▶ [Provided material]:
○ ○ ○ ○ ○
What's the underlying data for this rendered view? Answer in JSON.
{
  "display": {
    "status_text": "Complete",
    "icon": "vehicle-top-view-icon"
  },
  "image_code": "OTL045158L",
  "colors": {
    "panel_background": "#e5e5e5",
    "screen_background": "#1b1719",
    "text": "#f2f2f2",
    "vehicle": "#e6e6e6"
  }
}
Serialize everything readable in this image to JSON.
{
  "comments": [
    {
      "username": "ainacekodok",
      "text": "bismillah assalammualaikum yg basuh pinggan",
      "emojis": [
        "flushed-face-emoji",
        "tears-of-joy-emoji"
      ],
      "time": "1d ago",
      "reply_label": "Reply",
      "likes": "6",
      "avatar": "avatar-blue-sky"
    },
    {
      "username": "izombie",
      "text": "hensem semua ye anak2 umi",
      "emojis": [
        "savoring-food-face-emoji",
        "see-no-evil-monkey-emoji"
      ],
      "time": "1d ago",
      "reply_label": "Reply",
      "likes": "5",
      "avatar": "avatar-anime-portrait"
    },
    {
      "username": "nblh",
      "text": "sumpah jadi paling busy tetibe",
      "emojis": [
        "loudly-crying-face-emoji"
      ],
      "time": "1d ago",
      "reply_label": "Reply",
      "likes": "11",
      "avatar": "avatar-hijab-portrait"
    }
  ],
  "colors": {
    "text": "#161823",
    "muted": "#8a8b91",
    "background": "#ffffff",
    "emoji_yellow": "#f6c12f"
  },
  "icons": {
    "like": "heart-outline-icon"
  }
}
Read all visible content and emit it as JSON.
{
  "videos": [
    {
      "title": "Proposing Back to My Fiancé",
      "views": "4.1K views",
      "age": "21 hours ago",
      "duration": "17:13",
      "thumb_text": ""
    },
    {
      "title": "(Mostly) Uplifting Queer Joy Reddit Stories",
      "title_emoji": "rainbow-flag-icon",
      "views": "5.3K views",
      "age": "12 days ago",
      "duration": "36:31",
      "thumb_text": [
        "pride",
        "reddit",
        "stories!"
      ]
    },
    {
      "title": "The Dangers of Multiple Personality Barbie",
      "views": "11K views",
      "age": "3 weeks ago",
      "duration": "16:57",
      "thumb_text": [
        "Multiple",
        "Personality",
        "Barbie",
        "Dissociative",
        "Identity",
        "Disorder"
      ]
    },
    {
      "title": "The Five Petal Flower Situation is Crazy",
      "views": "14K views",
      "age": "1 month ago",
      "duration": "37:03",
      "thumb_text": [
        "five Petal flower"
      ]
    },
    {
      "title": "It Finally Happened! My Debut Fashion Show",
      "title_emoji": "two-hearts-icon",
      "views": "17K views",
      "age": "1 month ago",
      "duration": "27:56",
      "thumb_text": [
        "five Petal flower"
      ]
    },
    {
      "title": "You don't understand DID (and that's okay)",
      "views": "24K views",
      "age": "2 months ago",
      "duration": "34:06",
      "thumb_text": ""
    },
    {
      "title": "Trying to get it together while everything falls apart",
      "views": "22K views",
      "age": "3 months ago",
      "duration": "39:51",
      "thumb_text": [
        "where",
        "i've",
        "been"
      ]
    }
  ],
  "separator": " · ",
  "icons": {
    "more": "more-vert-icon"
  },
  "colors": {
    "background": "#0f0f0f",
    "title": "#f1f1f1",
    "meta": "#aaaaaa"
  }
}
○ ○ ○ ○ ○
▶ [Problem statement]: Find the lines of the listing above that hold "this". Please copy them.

▶ [Task result]:
What's the underlying data for this rendered view? Answer in JSON.
Serialize everything readable in this image to JSON.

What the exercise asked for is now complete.